The Rickshaw Stop
Jan. 3, 2008
Review by Ezra Gale
Good bands are like recipes. A dash of this, a dash of that, and all of a sudden you've got yourself a winning formula that has critics drooling and your public lining up to taste the sensations at your French Laundry-like haunt in the valleys of Napa.
So imagine the recipe that led to Dengue Fever and their show at the Rickshaw Stop in San Francisco Saturday night. It's the most improbable of rock bands, equal parts white guy indie rockers from Long Beach with a hankering for campy psychedellic 1960's Cambodian Pop and one genuine Cambodian Pop princess, Cham Nhol. It might read something like this...
− Five servings of Californian garage-rock enthusiast musicians. These are led by guitarist Zac Holtzman, who sports a ZZ Top-like beard and who started the band years ago when he hitched his love of obscure Cambodian pop to Nimol. But they also include crucial helpings of multi-saxophonist David Ralicke and Zac's brother Ethan on keyboards, whose unison riffs help to drench everything in a psychedellic 1960's vibe.
− Chham Nimol, one Cambodian pop star, arrestingly beautiful and piercingly unique, at least for indie rock (If you're a devotee of Cambodian pop maybe her flights of vocal fantasies are something you've heard before, if not, they're music to your ears).
− An audience hungry for a different sound, leading to a buzz that sells out the Rickshaw Stop for two nights in a row.
Mix these ingredients and stir gently. You will find the resulting potpourii of sound intriguing, if not without its drawbacks.
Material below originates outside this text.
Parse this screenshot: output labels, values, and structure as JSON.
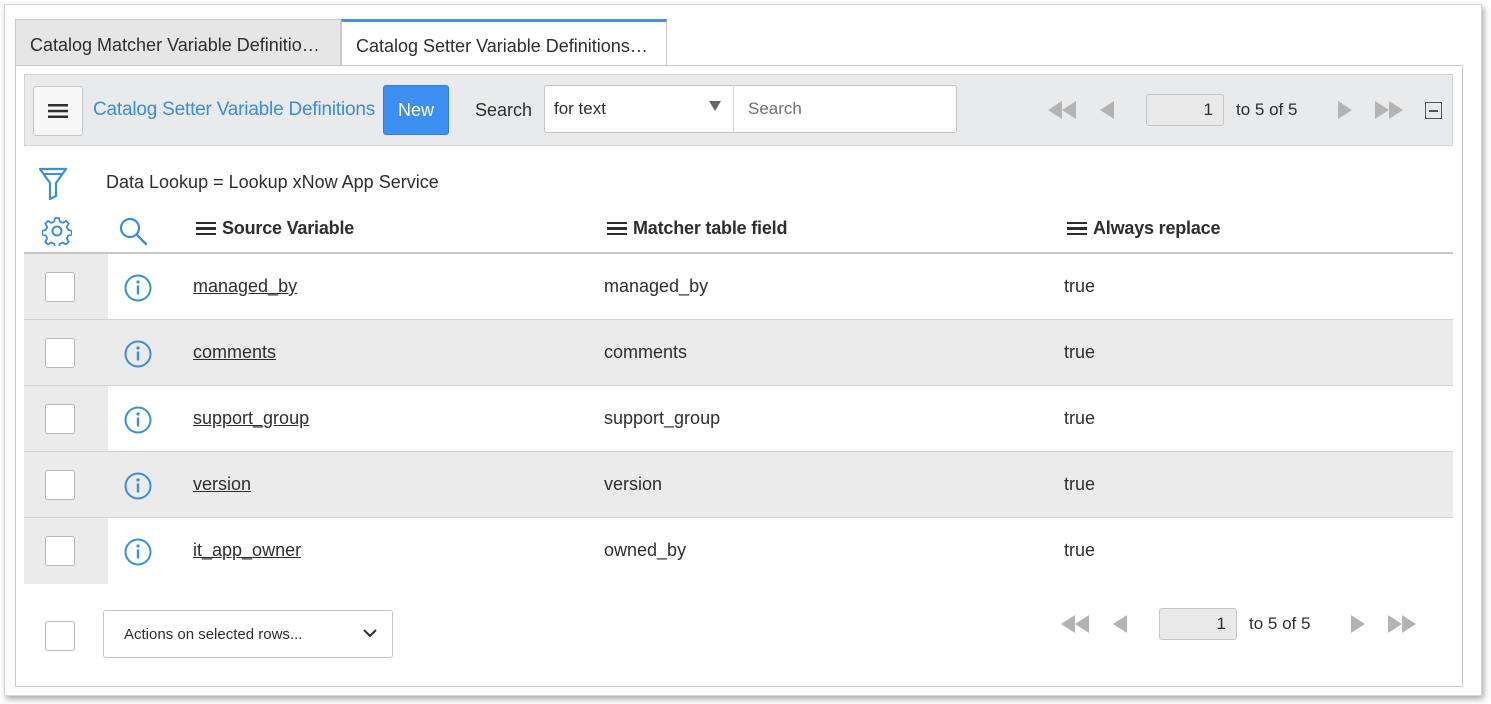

On Saturday night one drawback was the venue sound system itself, which garbled the band's sound into a bass-heavy attack that almost obscured the tastes in its pallette- mainly Nhol's stunning voice. Another is the band's formulaic sound, which leavens mid-tempo garage rock with otherworldy Cambodian singing and tends to blend into sameness after too many helpings.
Still, this dish should be savored for its merits. On Saturday, as Dengue Fever plowed through stomping versions of Cambodian pop classics like "Lost In Laos" and "Hold My Hips" it built a momentum that gathered the different elements- campy Farfeesa organ, sinewy saxophone melodies, scratchy garage rock guitar riffs and Nimol's quasi-operatic wailings- into a heady stew. By the time the band roared into its most popular tune, "Seeing Hands," things were jelling nicely, with Senon Williams and Zac Holtzman leaping up and down together on the right of the stage while Nimol pranced the center in a shiny gold dress, captivating the crowd in front of her.
The band is obviously trying to broaden its attack, with newer songs like "Tiger Phone Card" and "Sober Driver" sung in English and featuring back and forth duets between Nimol and Zac Holtzman. It worked to vary the band's sound a little, but also took away somewhat from the band's strength, which is Nimol as the white-hot center of attention. Through a 16-song set her soaring vocal melismas enchanted again and again, soothing like a ballad even on more rocking songs like "Sni Bong."
But the band held its own alongside Nimol all night, showing a versatility and tightness garnered from a couple years spent touring around the U.S. and Europe. Returning for a three-song encore, the band started without Nimol for "Yegelle Tezela," an obscure rocker by Ethiopean jazz legend Mulatu, that proved the band's affinity for global grooves of all flavors.